old and new suits, overcoats at $3
to $20. Don't sell before you see
Sam. Phone fof appointments.
FOR RENT - ROOMS
ONE pair fine 8-foot skis with foot
harness. First $4.00 takes them.
At 516 Geddes Ave. 181
FANCY APPLES: Spies, Wagners,
Greenings. Sweet filtered cider.
Will deliver. Phone 3926. 1003
ed, although one of them ,Arizona,
"capped the climax" declaring that
failure of a delegate to follow his
platform was to be classed as a
misdemeanor, his vote not considered
and his office deemed vacant.
Professor Brown emphasizes that,
again in conflict with an opinion of
the Maine supreme court, that the
conventions were not deliberative,
bodies and that merely reflected the
will of the people who voted for their
delegates.
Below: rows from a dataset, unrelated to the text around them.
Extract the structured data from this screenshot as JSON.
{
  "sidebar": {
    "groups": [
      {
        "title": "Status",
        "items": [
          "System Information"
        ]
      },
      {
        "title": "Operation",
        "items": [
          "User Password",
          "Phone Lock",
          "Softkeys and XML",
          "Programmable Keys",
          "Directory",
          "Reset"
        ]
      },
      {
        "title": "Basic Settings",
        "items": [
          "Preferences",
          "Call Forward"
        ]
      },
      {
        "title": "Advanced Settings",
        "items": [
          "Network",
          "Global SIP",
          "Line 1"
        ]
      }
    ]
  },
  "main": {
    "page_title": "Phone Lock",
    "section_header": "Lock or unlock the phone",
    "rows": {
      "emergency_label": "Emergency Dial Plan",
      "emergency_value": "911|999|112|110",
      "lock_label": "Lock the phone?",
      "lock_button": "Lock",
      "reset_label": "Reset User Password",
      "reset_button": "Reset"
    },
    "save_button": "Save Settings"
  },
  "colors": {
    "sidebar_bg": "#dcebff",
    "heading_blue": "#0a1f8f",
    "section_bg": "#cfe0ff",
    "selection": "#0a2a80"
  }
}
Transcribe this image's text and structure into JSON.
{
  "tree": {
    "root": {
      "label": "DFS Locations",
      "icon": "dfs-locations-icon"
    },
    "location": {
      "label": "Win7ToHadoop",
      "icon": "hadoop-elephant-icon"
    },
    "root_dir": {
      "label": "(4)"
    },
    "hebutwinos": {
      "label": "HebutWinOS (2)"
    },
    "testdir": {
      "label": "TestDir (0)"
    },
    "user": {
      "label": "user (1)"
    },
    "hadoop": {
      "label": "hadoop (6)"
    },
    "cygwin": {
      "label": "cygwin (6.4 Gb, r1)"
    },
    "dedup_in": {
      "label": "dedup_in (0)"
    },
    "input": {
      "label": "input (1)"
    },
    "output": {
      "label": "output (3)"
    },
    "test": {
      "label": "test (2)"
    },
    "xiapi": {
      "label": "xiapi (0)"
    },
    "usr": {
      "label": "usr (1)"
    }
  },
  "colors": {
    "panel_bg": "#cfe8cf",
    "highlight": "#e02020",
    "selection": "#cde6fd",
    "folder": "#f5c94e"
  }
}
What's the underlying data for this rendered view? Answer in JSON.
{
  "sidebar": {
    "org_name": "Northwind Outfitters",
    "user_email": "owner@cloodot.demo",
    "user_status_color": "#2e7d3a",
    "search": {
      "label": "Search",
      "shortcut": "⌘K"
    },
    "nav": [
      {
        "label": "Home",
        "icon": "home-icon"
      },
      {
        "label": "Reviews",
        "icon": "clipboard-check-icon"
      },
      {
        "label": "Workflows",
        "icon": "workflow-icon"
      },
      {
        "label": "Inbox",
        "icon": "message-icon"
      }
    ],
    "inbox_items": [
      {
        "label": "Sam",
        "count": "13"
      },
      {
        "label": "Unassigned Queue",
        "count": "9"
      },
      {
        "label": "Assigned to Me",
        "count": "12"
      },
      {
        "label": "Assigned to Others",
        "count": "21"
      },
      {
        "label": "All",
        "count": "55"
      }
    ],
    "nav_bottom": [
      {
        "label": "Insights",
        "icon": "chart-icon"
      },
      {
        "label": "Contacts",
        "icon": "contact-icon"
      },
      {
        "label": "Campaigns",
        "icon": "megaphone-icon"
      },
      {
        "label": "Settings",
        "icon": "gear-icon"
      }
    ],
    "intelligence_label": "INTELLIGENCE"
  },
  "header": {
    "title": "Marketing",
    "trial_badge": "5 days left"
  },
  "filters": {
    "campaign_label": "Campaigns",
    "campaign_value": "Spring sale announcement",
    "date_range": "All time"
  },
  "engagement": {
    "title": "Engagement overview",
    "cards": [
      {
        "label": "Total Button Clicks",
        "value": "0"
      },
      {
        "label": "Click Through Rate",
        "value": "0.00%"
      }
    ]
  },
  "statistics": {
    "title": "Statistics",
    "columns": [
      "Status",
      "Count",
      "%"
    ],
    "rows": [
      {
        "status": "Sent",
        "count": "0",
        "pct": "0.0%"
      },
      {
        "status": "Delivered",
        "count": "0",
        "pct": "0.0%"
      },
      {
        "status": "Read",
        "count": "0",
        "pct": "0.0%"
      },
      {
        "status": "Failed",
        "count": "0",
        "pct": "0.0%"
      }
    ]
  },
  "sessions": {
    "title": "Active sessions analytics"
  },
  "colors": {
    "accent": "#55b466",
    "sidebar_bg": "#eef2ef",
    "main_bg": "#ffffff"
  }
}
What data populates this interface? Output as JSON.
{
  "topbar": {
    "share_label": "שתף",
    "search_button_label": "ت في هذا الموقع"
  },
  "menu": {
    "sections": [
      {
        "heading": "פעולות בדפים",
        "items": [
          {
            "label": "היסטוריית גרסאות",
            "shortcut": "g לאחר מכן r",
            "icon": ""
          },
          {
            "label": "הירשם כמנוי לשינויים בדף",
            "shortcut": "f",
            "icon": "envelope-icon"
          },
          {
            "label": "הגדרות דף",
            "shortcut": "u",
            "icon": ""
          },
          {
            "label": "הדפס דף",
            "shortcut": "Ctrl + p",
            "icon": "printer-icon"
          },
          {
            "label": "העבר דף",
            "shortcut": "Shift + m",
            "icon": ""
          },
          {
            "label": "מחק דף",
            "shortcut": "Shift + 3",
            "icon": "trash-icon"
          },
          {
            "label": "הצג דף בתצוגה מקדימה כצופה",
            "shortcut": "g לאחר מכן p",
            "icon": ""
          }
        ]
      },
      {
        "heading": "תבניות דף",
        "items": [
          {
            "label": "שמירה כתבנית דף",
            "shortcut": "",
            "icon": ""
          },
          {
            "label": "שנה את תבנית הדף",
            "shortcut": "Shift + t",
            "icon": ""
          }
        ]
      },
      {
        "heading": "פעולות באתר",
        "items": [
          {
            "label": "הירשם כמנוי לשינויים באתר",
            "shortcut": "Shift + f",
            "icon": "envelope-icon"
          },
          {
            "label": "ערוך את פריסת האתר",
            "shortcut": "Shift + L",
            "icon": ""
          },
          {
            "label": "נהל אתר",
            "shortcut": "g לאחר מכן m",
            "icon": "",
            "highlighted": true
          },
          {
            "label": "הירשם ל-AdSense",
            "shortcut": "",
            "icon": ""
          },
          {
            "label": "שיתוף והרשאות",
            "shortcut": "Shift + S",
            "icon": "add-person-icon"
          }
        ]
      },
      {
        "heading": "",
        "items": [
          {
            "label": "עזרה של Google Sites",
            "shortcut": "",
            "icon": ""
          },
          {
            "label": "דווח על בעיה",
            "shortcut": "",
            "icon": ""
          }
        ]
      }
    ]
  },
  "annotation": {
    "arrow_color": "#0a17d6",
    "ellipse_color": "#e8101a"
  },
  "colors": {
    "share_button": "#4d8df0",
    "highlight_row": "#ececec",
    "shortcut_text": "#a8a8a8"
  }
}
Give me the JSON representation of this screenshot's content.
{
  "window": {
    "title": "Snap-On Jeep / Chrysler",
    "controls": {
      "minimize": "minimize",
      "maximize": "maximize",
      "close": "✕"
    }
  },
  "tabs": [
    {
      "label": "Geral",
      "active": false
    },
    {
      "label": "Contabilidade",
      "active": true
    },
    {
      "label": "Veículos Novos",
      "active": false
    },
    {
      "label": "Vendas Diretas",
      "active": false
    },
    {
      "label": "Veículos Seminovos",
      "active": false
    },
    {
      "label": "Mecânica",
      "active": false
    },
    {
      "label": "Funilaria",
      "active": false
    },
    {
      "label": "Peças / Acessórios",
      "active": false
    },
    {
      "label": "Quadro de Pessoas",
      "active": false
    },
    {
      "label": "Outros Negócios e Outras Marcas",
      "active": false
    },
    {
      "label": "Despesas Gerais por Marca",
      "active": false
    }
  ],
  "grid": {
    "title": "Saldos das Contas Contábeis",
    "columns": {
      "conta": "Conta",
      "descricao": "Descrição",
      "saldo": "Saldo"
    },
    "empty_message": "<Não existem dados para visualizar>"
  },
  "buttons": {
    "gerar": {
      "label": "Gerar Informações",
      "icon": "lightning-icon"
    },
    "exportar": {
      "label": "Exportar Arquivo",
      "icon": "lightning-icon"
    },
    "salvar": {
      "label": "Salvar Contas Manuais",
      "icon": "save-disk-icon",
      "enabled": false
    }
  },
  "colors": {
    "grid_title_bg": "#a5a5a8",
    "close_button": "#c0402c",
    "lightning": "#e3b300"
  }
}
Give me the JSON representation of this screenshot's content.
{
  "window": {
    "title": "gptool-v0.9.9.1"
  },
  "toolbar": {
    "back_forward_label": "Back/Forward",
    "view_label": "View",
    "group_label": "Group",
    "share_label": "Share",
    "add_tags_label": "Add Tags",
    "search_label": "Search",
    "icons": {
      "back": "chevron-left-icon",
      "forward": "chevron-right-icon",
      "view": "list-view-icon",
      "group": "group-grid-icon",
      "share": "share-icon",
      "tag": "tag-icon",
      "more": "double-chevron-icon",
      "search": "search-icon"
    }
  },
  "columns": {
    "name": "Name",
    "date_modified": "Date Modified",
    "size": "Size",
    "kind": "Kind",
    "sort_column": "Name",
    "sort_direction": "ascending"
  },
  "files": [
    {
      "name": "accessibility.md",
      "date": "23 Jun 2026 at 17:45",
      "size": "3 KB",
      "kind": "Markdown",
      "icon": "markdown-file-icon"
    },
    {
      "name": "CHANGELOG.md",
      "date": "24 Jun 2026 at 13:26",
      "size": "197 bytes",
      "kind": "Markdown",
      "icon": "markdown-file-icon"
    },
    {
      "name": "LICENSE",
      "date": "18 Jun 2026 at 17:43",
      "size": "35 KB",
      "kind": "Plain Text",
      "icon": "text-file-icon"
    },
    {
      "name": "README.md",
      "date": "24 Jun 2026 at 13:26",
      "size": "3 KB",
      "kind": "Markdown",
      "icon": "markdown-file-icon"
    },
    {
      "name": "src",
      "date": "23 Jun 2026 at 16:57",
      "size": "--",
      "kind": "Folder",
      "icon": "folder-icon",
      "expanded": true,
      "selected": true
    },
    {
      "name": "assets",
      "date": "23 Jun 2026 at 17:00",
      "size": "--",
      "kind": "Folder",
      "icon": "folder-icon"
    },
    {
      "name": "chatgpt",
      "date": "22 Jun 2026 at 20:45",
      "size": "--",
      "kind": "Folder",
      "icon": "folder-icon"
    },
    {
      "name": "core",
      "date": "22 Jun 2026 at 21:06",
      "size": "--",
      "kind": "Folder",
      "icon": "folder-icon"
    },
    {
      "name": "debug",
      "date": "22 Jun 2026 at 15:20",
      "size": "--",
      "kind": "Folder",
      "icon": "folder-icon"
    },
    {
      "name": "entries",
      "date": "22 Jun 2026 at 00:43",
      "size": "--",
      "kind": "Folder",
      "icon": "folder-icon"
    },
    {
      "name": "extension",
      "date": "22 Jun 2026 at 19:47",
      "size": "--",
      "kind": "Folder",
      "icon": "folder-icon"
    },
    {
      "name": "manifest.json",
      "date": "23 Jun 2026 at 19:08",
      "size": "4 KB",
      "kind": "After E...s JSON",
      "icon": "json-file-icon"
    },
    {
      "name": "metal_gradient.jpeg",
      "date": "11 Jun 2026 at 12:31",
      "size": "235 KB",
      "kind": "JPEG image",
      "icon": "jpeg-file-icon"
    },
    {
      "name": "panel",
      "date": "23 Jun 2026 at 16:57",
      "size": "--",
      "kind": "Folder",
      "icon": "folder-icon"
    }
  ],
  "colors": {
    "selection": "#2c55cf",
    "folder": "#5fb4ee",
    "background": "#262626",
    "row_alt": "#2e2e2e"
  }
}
Indiana, alone, he found,
provided for extended debate.
The majority of the states, how-
ever, according to Professor Brown,
expressed the sentiment of a Wyom-
ing delegate who said: "We are here
to bury Caesar and the quicker the
In compiling his voluminous na-
tion-wide statistics, Professor Brown
had the assistance of two of his stu-
dents, S. Beach Conger, Jr., '32, and
Robert S. Johnson, '33.
DOUBLE ROOM or will rent singly
warm, clean. Three blocks from
campus. Call 5269. 184
STUDENT HAND LAUNDRY: Prices
reasonable. Free delivery. Phone
LAUNDRY 2-1044. Sox darned.
Careful work at low price. Ix
LAUNDRY, carefully washed in soft
water and hand ironed. Reason-
able. Telephone 7287. 11x
LOST AND FOUND
LOST: Gray Shaeffer pen and pencil
with initials W.F.W. on gold band.
Phone 9501. Reward. 183
MAC'S TAXI-4289. Try our effi-
cient service. All new cabs. 3x
DRESSMAKING - evening gowns,
suits, and coats relined. Work
guaranteed. Prices reasonable. 1208
S. University. Phone 2-2020. 178
WILE LEAVES ON WORLD TOUR
Dr. tUdo J. Wile, professor of der-
matology and syphilology and head
of that department in the Medical
School, left yesterday on an around-
the-world trip during his sabbatical
leave. Dr. Wile's itinerary wll in-
clude Spain, the Malay Peninsula,
and Manila. He plans to visit clin-
ics in those places and others. He
is expected to return to Ann Arbor
about the middle of May.
Afternoon, 4:15 Evening, 8:15
,-_Today and Saturday
"HERE COMES THE BAND"
NOAH BEERY, JR.
BUCK JONES Chapter 6
- Sun. - Mon. - Tues.
"I LIVE MY LIFE"
"TO BEAT THE BAND"
"POOR LITTLE ME" Cartoon
"The Glowing Bird"
Box Office Open:
Fri., Jan. 10 from 1 to 8:15
All Seats Reserved
For Reservations, Call 6300
Week-Day Matinees 2:00 - 3:30 All Seats 25c
at 6:50 - 9:10
All Seats 40c
A Scintillating Stage Show that combines Mirth
and Music with Variety and Originality - pro-
ducing an Hour of Unusual Entertainment.
: -: ,> i 1. f ,J"si! 0 . 35;.' ~ " '6 .A n 'r ,(
15c to 6 - 25c After 6
Daily 1:30 -11 P.M.
"A FEATHER IN
H E R HAT"
"Page Miss Glory"
BUDDY I | LATEST
CARTOON | NEWS
Mat. and Balc. Eve. 25c
Main Floor Eve. 35c
e j _VI Th E